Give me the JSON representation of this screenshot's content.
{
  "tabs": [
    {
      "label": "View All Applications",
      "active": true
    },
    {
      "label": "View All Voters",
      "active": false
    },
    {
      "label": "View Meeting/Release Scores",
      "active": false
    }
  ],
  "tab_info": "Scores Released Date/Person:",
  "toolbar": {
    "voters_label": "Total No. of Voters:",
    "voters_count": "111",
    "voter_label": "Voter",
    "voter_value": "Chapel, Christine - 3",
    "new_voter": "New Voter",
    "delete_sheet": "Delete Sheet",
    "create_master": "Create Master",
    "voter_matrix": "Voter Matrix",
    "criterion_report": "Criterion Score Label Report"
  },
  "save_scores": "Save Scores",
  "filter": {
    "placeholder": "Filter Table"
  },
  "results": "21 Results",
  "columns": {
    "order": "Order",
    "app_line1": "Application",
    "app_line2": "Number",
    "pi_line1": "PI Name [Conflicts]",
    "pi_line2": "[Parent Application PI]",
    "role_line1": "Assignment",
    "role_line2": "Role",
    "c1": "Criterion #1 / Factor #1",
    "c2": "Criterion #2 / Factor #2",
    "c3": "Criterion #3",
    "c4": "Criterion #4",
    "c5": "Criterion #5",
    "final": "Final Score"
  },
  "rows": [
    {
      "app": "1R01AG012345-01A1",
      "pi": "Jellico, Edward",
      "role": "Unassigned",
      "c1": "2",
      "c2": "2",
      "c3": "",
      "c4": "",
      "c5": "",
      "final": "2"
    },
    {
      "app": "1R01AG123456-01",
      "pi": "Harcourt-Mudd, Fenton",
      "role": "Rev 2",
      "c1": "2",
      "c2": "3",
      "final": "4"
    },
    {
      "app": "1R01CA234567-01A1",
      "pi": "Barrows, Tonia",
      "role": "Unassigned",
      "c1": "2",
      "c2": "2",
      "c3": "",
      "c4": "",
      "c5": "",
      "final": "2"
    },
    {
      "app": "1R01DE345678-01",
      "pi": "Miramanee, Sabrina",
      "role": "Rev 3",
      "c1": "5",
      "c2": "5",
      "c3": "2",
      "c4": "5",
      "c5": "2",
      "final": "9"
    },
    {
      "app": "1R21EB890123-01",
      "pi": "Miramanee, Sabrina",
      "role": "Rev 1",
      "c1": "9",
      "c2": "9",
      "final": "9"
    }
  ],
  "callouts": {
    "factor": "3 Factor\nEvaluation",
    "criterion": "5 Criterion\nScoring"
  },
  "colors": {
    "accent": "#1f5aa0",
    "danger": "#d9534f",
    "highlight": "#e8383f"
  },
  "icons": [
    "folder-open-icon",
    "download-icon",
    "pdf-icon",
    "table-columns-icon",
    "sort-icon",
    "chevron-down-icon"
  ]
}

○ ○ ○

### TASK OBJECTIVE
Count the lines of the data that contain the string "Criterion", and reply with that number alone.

### ANSWER FOR THIS EXERCISE
7